A simple way to cut calories and sugar is to watch what you’re drinking. The increasing numbers of children with obesity is causing much concern and there is a eager search for a solution. Concerned parents and teachers of the PTA turned to banning chocolate milk to lower their children’s sugar intake. As a sample test 11 elementary schools in Oregon banned flavored milk (strawberry, vanilla, and chocolate, herby referred to as chocolate milk). Research released by Cornell University this week was conducted in-order to understand the potential impact of removing chocolate milk has on milk sales and intake, which concluded that removing chocolate milk from schools had a ill affect on children’s meals.

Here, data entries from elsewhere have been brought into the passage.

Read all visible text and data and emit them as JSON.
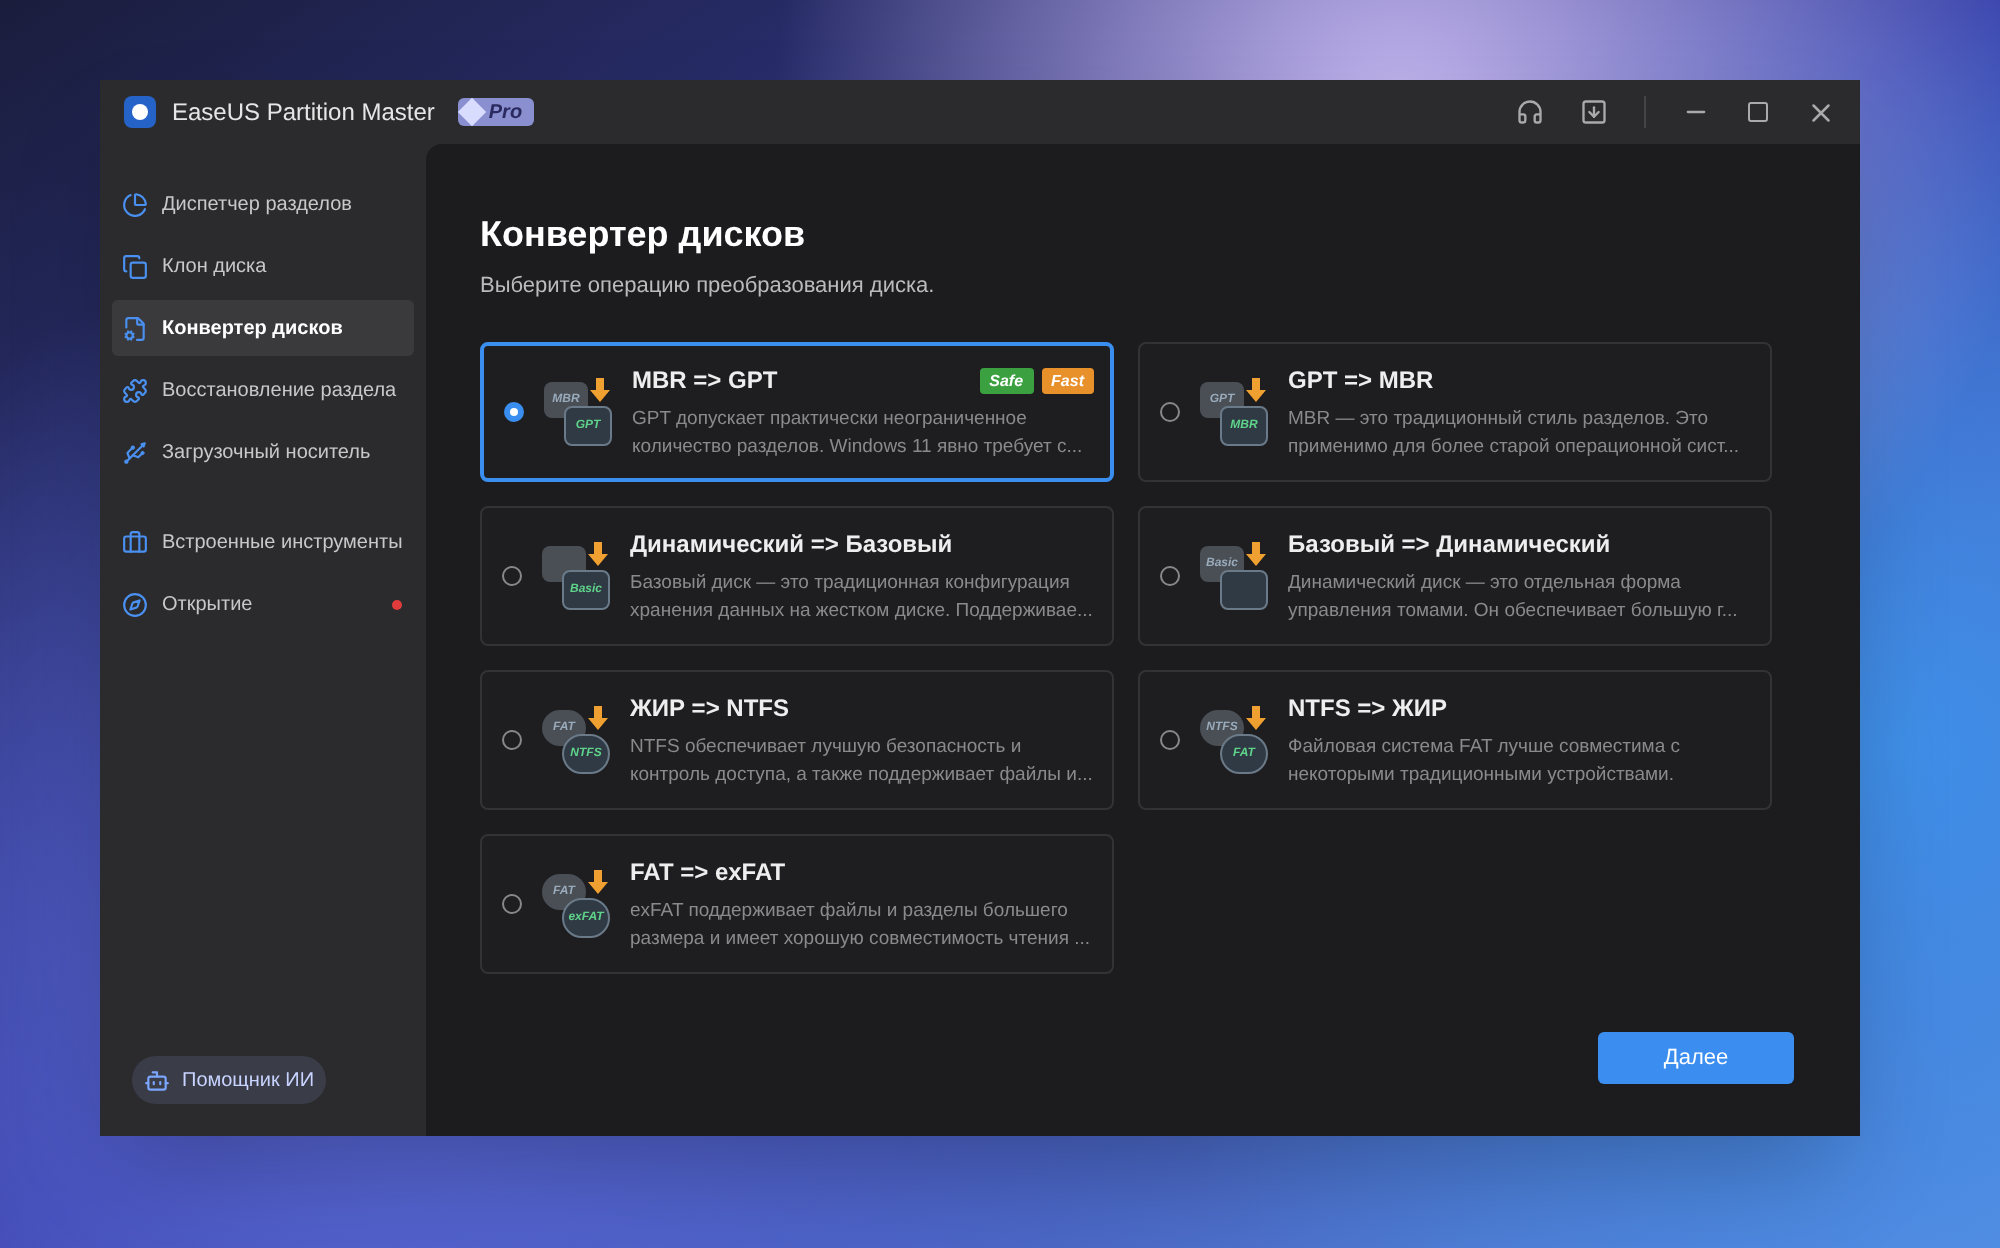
{
  "window": {
    "title": "EaseUS Partition Master",
    "edition": "Pro"
  },
  "sidebar": {
    "sections": [
      [
        {
          "label": "Диспетчер разделов",
          "selected": false,
          "notification": false
        },
        {
          "label": "Клон диска",
          "selected": false,
          "notification": false
        },
        {
          "label": "Конвертер дисков",
          "selected": true,
          "notification": false
        },
        {
          "label": "Восстановление раздела",
          "selected": false,
          "notification": false
        },
        {
          "label": "Загрузочный носитель",
          "selected": false,
          "notification": false
        }
      ],
      [
        {
          "label": "Встроенные инструменты",
          "selected": false,
          "notification": false
        },
        {
          "label": "Открытие",
          "selected": false,
          "notification": true
        }
      ]
    ],
    "assistant": "Помощник ИИ"
  },
  "page": {
    "title": "Конвертер дисков",
    "subtitle": "Выберите операцию преобразования диска."
  },
  "options": [
    {
      "title": "MBR => GPT",
      "description": "GPT допускает практически неограниченное количество разделов. Windows 11 явно требует с...",
      "selected": true,
      "kind": "disk",
      "icon_top": "MBR",
      "icon_bottom": "GPT",
      "badges": [
        {
          "label": "Safe",
          "color": "#3aa040"
        },
        {
          "label": "Fast",
          "color": "#e8902a"
        }
      ]
    },
    {
      "title": "GPT => MBR",
      "description": "MBR — это традиционный стиль разделов. Это применимо для более старой операционной сист...",
      "selected": false,
      "kind": "disk",
      "icon_top": "GPT",
      "icon_bottom": "MBR"
    },
    {
      "title": "Динамический => Базовый",
      "description": "Базовый диск — это традиционная конфигурация хранения данных на жестком диске. Поддерживае...",
      "selected": false,
      "kind": "disk",
      "icon_bottom": "Basic"
    },
    {
      "title": "Базовый => Динамический",
      "description": "Динамический диск — это отдельная форма управления томами. Он обеспечивает большую г...",
      "selected": false,
      "kind": "disk",
      "icon_top": "Basic"
    },
    {
      "title": "ЖИР => NTFS",
      "description": "NTFS обеспечивает лучшую безопасность и контроль доступа, а также поддерживает файлы и...",
      "selected": false,
      "kind": "round",
      "icon_top": "FAT",
      "icon_bottom": "NTFS"
    },
    {
      "title": "NTFS => ЖИР",
      "description": "Файловая система FAT лучше совместима с некоторыми традиционными устройствами.",
      "selected": false,
      "kind": "round",
      "icon_top": "NTFS",
      "icon_bottom": "FAT"
    },
    {
      "title": "FAT => exFAT",
      "description": "exFAT поддерживает файлы и разделы большего размера и имеет хорошую совместимость чтения ...",
      "selected": false,
      "kind": "round",
      "icon_top": "FAT",
      "icon_bottom": "exFAT"
    }
  ],
  "next_button": "Далее"
}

Schools have done this before. In 2011, Los Angeles Unified School District removed flavored milk from its schools in order to battle youth obesity. It is known that this may not be a successful way to combat childhood obesity. In 2012 after the US Department of Agriculture updated school meal standards, the National Milk Producers Federation President and CEO Jerry Kozak cited other research that showed milk consumption can drop 35 percent when flavored milk options are removed.
“When schools ban chocolate milk, we found it usually backfires. On average, milk sales drop by 10 percent, 29 percent of white milk gets thrown out, and participation in the school lunch program may also decrease,” reports Andrew Hanks, lead author and research associate Cornell’s Dyson School of Applied Economics and Management. “This is probably not what parents wanted to see.”

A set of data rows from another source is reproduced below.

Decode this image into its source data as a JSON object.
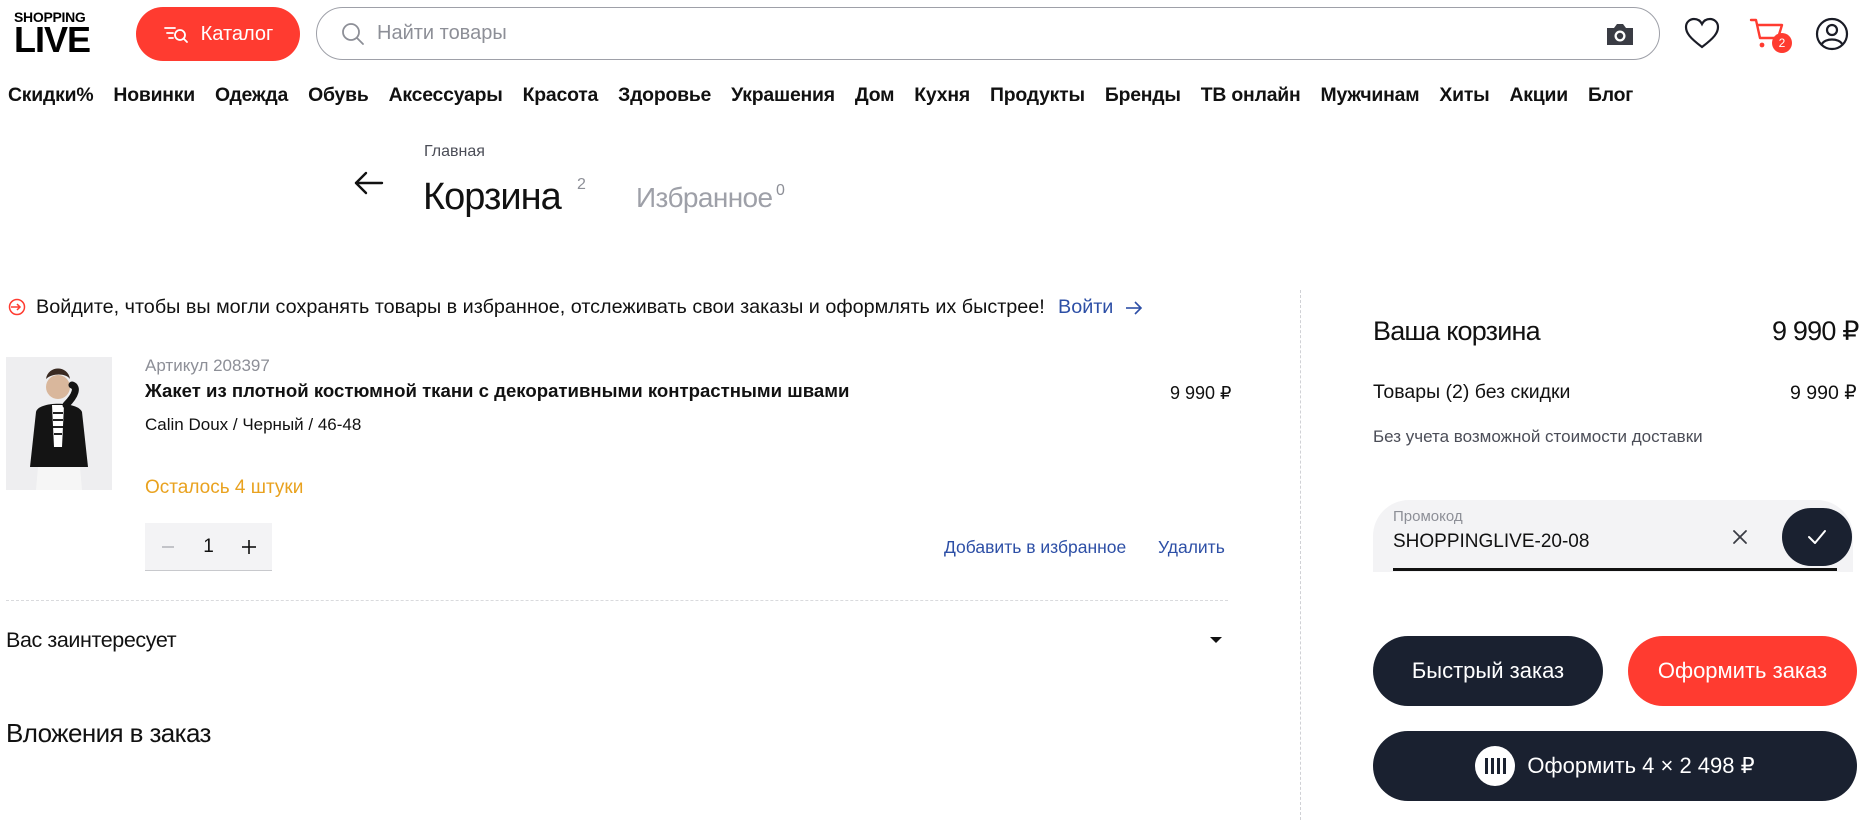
{
  "header": {
    "logo_top": "SHOPPING",
    "logo_bottom": "LIVE",
    "catalog_label": "Каталог",
    "search_placeholder": "Найти товары",
    "cart_count": "2",
    "accent_color": "#ff3b30"
  },
  "nav": [
    "Скидки%",
    "Новинки",
    "Одежда",
    "Обувь",
    "Аксессуары",
    "Красота",
    "Здоровье",
    "Украшения",
    "Дом",
    "Кухня",
    "Продукты",
    "Бренды",
    "ТВ онлайн",
    "Мужчинам",
    "Хиты",
    "Акции",
    "Блог"
  ],
  "page": {
    "breadcrumb": "Главная",
    "title": "Корзина",
    "title_count": "2",
    "favorites_tab": "Избранное",
    "favorites_count": "0"
  },
  "login_banner": {
    "text": "Войдите, чтобы вы могли сохранять товары в избранное, отслеживать свои заказы и оформлять их быстрее!",
    "link": "Войти"
  },
  "product": {
    "article": "Артикул 208397",
    "title": "Жакет из плотной костюмной ткани с декоративными контрастными швами",
    "price": "9 990 ₽",
    "meta": "Calin Doux / Черный / 46-48",
    "stock": "Осталось 4 штуки",
    "quantity": "1",
    "add_favorite": "Добавить в избранное",
    "remove": "Удалить"
  },
  "sections": {
    "interest": "Вас заинтересует",
    "attachments": "Вложения в заказ"
  },
  "summary": {
    "title": "Ваша корзина",
    "total": "9 990 ₽",
    "items_label": "Товары (2) без скидки",
    "items_price": "9 990 ₽",
    "note": "Без учета возможной стоимости доставки",
    "promo_label": "Промокод",
    "promo_value": "SHOPPINGLIVE-20-08",
    "quick_order": "Быстрый заказ",
    "checkout": "Оформить заказ",
    "split_pay": "Оформить 4 × 2 498 ₽"
  },
  "icons": {
    "catalog": "catalog-search-icon",
    "search": "search-icon",
    "camera": "camera-icon",
    "favorites": "heart-icon",
    "cart": "cart-icon",
    "profile": "user-icon",
    "back": "arrow-left-icon",
    "login": "login-icon",
    "arrow": "arrow-right-icon",
    "minus": "minus-icon",
    "plus": "plus-icon",
    "caret": "caret-down-icon",
    "clear": "close-icon",
    "apply": "check-icon",
    "split": "split-payment-icon"
  }
}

Though it was shown in sales data that students did substitute chocolate milk for plain milk, they also wasted an average on 40.9% of milk they selected. Students were forced to chose another drink option by eliminating the availability of chocolate milk, but this did not encourage them to drink it. Cornell’s findings suggests that eliminating chocolate milk can increase total milk waste by 29.4%
Children, and adults alike, do not choose foods because they are nutritionally good for them, they choose foods that taste good. Of the students who purchase lunches served as part of the National School Lunch Program (NSLP), two-thirds choose chocolate over white milk.
These results are from a pilot test and further research must be done, but it does provide us with some insight of what some of the unforeseen affects are of getting rid of flavored milk in schools. This information needs to be considered when deciding whether the amount of sugar children consume with flavored milk is validated because of the nutrients that milk offers. The study authors suggest taking other tactics to encourage white milk over chocolate, rather than an outright ban.
I felt very good about the project two weeks about, but last week was kinda tough. I was determined to post four times, which I did so that’s a win. For some odd reason last week was just off for me. I pushed through by posting drafts so that I was always posting things, and then go back to them to later and expand the post. What gave me the most trouble this week was that I just couldn’t sit and write. Additionally I didn’t feel invested in the topics I was writing about which probably was the source of my issues. What I would do differently would be work on the post in shorter segments of time, and give myself time to reflect on what I’ve written before adding more to it and posting. Post this past week include: